PITTSBURGH -- As the clouds swallowed the evening sky on an unassuming Pittsburgh evening, “Dark Knight Dummo” by Trippie Redd began to boom throughout PNC Park. The bass-bumping banger hadn’t blared through this ballpark in weeks. The song has served as the unofficial theme of The Ro Show, which had been off the air since July. That is, until Wednesday.
Roansy Contreras made his much-anticipated return to the starting rotation in the Pirates’ 8-3 loss to the Red Sox, pitching for the Buccos for the first time since being optioned on July 7. Contreras’ outing was a hodgepodge of good and bad, but the rookie was happy to be back, to once again absorb Trippie Redd’s drowsy, infectious falsetto as he prepared for battle.
“It felt great,” Contreras said through team interpreter Mike Gonzalez. “It felt great to be back, to continue competing and helping the team however I can.”
Contreras’s final line was merely OK: Six innings, six hits, four runs, four walks and three strikeouts.
The rookie breezed through the first, retiring the side on just seven pitches. The vibes were good. They only got better when Bryan Reynolds hit a towering, two-run home run that kissed the sky before landing in the Red Sox's bullpen. It was one of the better individual innings that Pittsburgh had enjoyed in some time. The Red Sox sullied the party.
Boston jumped on the right-hander in the second, which began as such: Single, walk, fly out, double, single, single. That formula added up to three runs. Those types of innings can spell doom for budding pitchers. Contreras took the lump in stride.
The Red Sox had their share of hard contact, but Contreras allowed just one run over the next four frames. By evening’s end, Contreras managed to match the longest outing of his young career.

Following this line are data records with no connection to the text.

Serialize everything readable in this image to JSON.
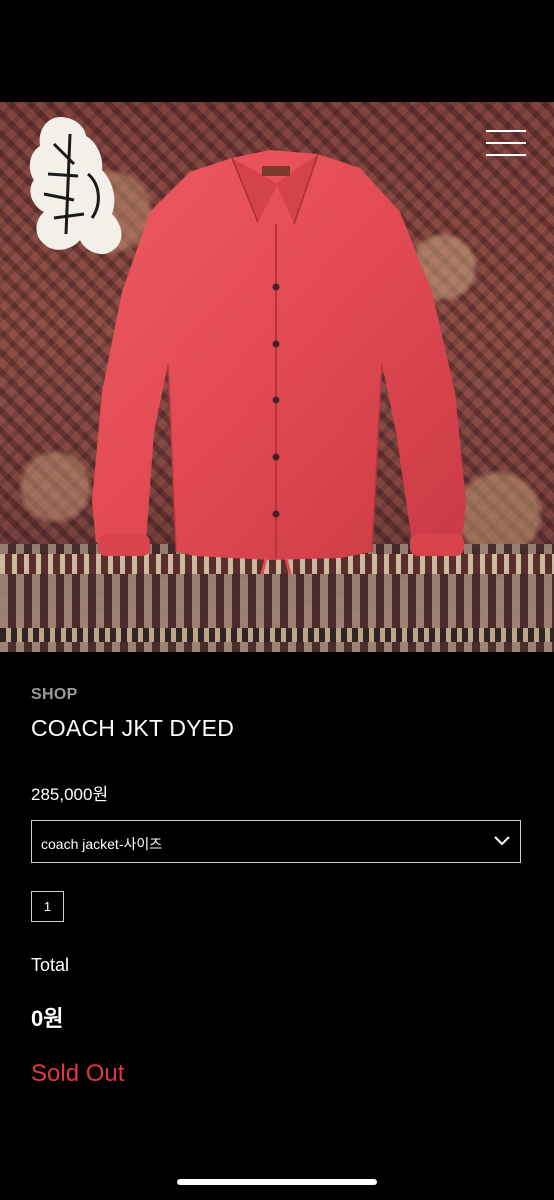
{
  "breadcrumb": "SHOP",
  "product": {
    "title": "COACH JKT DYED",
    "price": "285,000원"
  },
  "option_select": {
    "value": "coach jacket-사이즈"
  },
  "quantity": "1",
  "total": {
    "label": "Total",
    "value": "0원"
  },
  "status": "Sold Out",
  "colors": {
    "background": "#000000",
    "jacket": "#e44c55",
    "sold_out": "#e0393f",
    "muted": "#9a9a9a"
  },
  "icons": [
    "brand-logo-icon",
    "menu-icon",
    "chevron-down-icon"
  ]
}
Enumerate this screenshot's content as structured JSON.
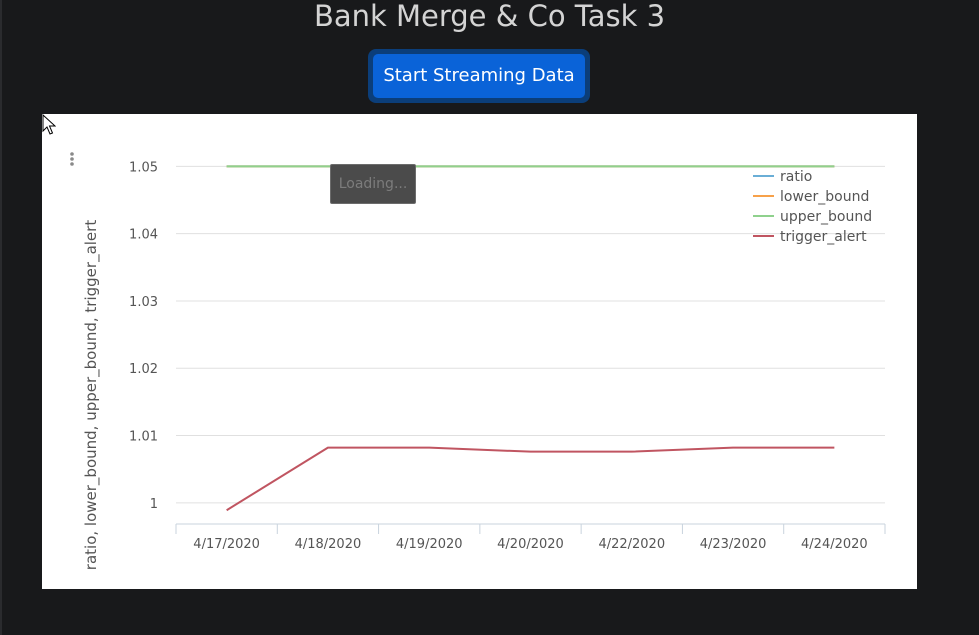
{
  "page": {
    "title": "Bank Merge & Co Task 3"
  },
  "toolbar": {
    "stream_label": "Start Streaming Data"
  },
  "tooltip": {
    "text": "Loading..."
  },
  "menu": {
    "icon": "vertical-ellipsis-icon"
  },
  "colors": {
    "background": "#18191b",
    "button": "#0a63d8",
    "ratio": "#6aaed6",
    "lower_bound": "#f7a14a",
    "upper_bound": "#8fd18d",
    "trigger_alert": "#c05561",
    "grid": "#e0e0e0"
  },
  "chart_data": {
    "type": "line",
    "ylabel": "ratio, lower_bound, upper_bound, trigger_alert",
    "xlabel": "",
    "categories": [
      "4/17/2020",
      "4/18/2020",
      "4/19/2020",
      "4/20/2020",
      "4/22/2020",
      "4/23/2020",
      "4/24/2020"
    ],
    "yticks": [
      "1",
      "1.01",
      "1.02",
      "1.03",
      "1.04",
      "1.05"
    ],
    "ylim": [
      0.997,
      1.0505
    ],
    "grid": true,
    "legend_position": "top-right",
    "legend": [
      "ratio",
      "lower_bound",
      "upper_bound",
      "trigger_alert"
    ],
    "series": [
      {
        "name": "ratio",
        "color": "#6aaed6",
        "values": [
          1.05,
          1.05,
          1.05,
          1.05,
          1.05,
          1.05,
          1.05
        ]
      },
      {
        "name": "lower_bound",
        "color": "#f7a14a",
        "values": [
          1.05,
          1.05,
          1.05,
          1.05,
          1.05,
          1.05,
          1.05
        ]
      },
      {
        "name": "upper_bound",
        "color": "#8fd18d",
        "values": [
          1.05,
          1.05,
          1.05,
          1.05,
          1.05,
          1.05,
          1.05
        ]
      },
      {
        "name": "trigger_alert",
        "color": "#c05561",
        "values": [
          0.9989,
          1.0082,
          1.0082,
          1.0076,
          1.0076,
          1.0082,
          1.0082
        ]
      }
    ]
  }
}
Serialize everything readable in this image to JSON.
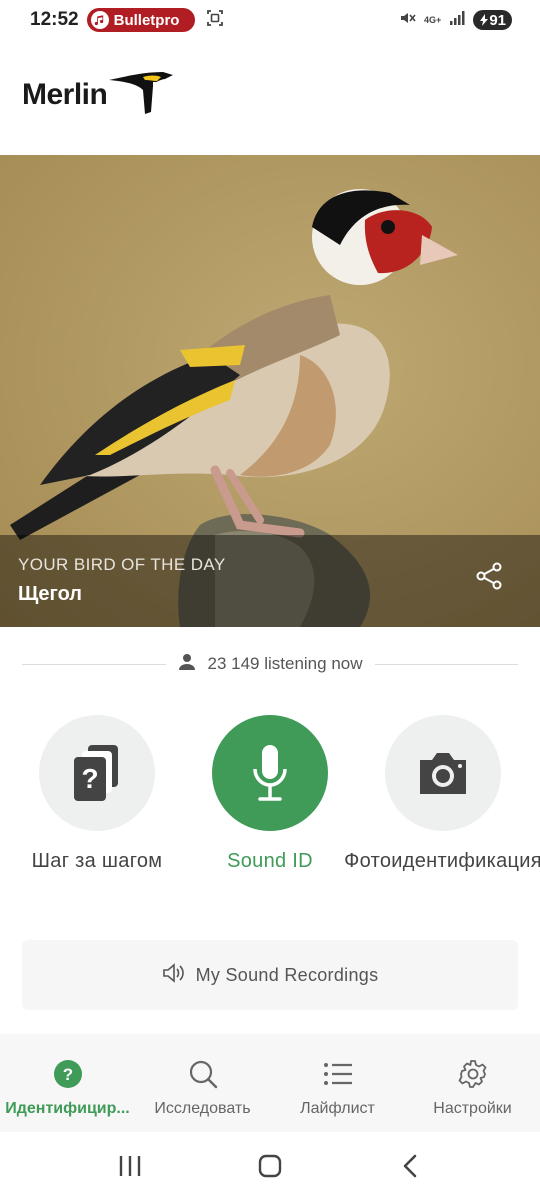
{
  "status_bar": {
    "time": "12:52",
    "notification_app": "Bulletpro",
    "network": "4G+",
    "battery": "91"
  },
  "header": {
    "logo_text": "Merlin"
  },
  "hero": {
    "kicker": "YOUR BIRD OF THE DAY",
    "bird_name": "Щегол",
    "share_icon": "share-icon"
  },
  "listening": {
    "text": "23 149 listening now",
    "icon": "person-icon"
  },
  "actions": [
    {
      "label": "Шаг за шагом",
      "icon": "question-cards-icon"
    },
    {
      "label": "Sound ID",
      "icon": "microphone-icon"
    },
    {
      "label": "Фотоидентификация",
      "icon": "camera-icon"
    }
  ],
  "recordings": {
    "label": "My Sound Recordings",
    "icon": "speaker-icon"
  },
  "bottom_nav": [
    {
      "label": "Идентифицир...",
      "icon": "help-circle-icon",
      "active": true
    },
    {
      "label": "Исследовать",
      "icon": "search-icon",
      "active": false
    },
    {
      "label": "Лайфлист",
      "icon": "list-icon",
      "active": false
    },
    {
      "label": "Настройки",
      "icon": "gear-icon",
      "active": false
    }
  ],
  "colors": {
    "accent_green": "#3f9b57",
    "notif_red": "#b01e24"
  }
}
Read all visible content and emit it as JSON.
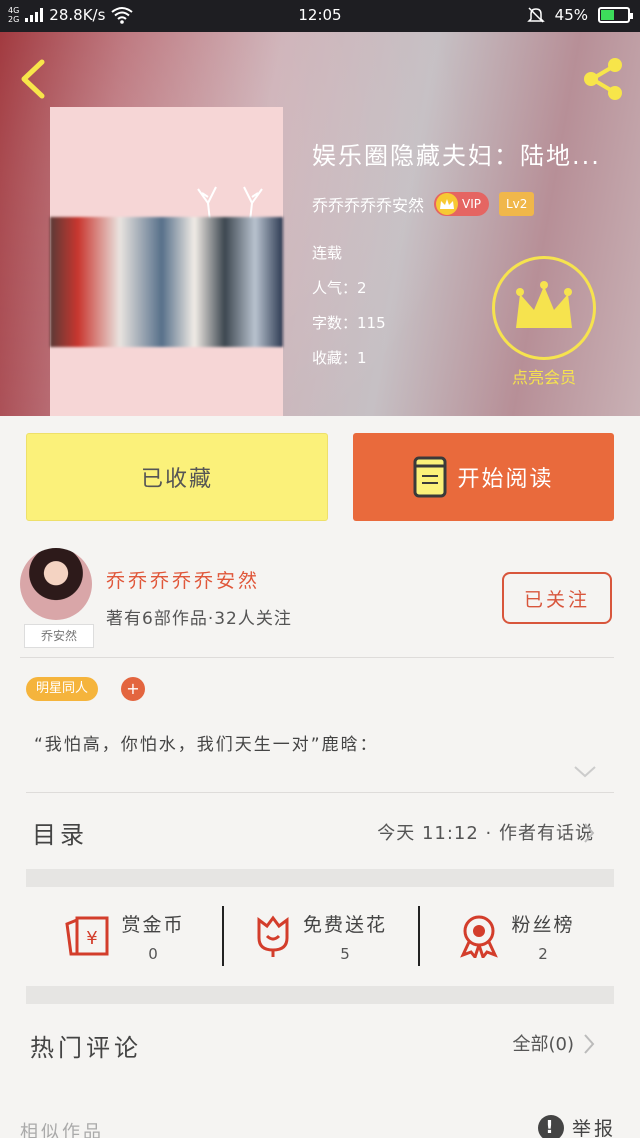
{
  "status_bar": {
    "network_top": "4G",
    "network_bottom": "2G",
    "speed": "28.8K/s",
    "time": "12:05",
    "battery": "45%",
    "battery_level": 0.45
  },
  "header": {
    "book_title": "娱乐圈隐藏夫妇：陆地...",
    "author": "乔乔乔乔乔安然",
    "vip_label": "VIP",
    "level": "Lv2",
    "status": "连载",
    "popularity": "人气：2",
    "word_count": "字数：115",
    "favorites": "收藏：1",
    "member_label": "点亮会员"
  },
  "actions": {
    "collected_label": "已收藏",
    "read_label": "开始阅读"
  },
  "author": {
    "name": "乔乔乔乔乔安然",
    "stats": "著有6部作品·32人关注",
    "avatar_tag": "乔安然",
    "follow_label": "已关注"
  },
  "tags": {
    "category": "明星同人",
    "add": "+"
  },
  "intro": "“我怕高，你怕水，我们天生一对”鹿晗：",
  "catalog": {
    "title": "目录",
    "latest": "今天 11:12 · 作者有话说"
  },
  "stats": [
    {
      "label": "赏金币",
      "value": "0",
      "icon": "red-envelope-icon"
    },
    {
      "label": "免费送花",
      "value": "5",
      "icon": "flower-icon"
    },
    {
      "label": "粉丝榜",
      "value": "2",
      "icon": "medal-icon"
    }
  ],
  "comments": {
    "title": "热门评论",
    "all_label": "全部(0)"
  },
  "footer": {
    "similar": "相似作品",
    "report": "举报"
  },
  "colors": {
    "accent_orange": "#e96a3c",
    "collected_yellow": "#fbf17a",
    "author_red": "#e0573a",
    "member_yellow": "#f6e34e"
  }
}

“You see a lot of young starters that that happens and they end up throwing four, and he was able to bounce back and continue to execute pitches and went out in the sixth and was efficient, too,” manager Derek Shelton said. “So I think that was really encouraging, because that's not easy to do, especially when your fastball's not as consistent as you would like.”
The rookie struggled to command his fastball, but what he lacked with the heat, he had with the spin. Contreras’ slider, which generated a career-high 17 called strikes and whiffs, was the only pitch that the right-hander truly had working, but it was enough to navigate a tough lineup.
“[The slider] was very, very important, especially being able to be back, facing a team as good as Boston, facing a lineup like that,” Contreras said. “I’m just glad I’m back. I want to continue to grow and help the team win.”
Over the next several weeks, Contreras should have his opportunities to grow at the Major League level. For a couple weeks, though, Contreras’ development occurred down on the farm.
On July 7, Contreras threw six innings of one-run ball with seven strikeouts. The outing was the best of Contreras’ young career. He was optioned later that afternoon and did not pitch again for about three weeks. The Pirates said that they worked in a planned, in-season rest, one meant to manage his workload. Last season, Contreras missed all of July and August with a right forearm strain.
With Triple-A Indianapolis, Contreras slowly built back up. Two innings in his first outing. Three innings in his second outing. Four innings in his third outing. Five innings in his fourth outing. Contreras used the time with Indianapolis to continue growing, saying he worked on mastering his movements and mechanics, but admitted that the demotion caught him off guard.
“Throughout this experience and the moves and my time in the Minor Leagues, and also my experience pitching up here, the biggest thing I’ve learned is that there’s always going to be moves and decisions that you may not understand or that just kind of throw you off, but [it’s important to] remain focused on the mission,” Contreras said. “Continue working, remind yourself daily why you’re here, why you’re doing this and just continue working hard and giving the best you have. That’s what I have control over. That’s what I can provide, just the best that I have and everything else, just take it as a learning experience.”
This, likely, won’t be the final time that PNC Park’s sound system slaps “Dark Knight Dummo” this season. Contreras is back in the fold, and every five or so days, he’ll have the chance to continue his evolution.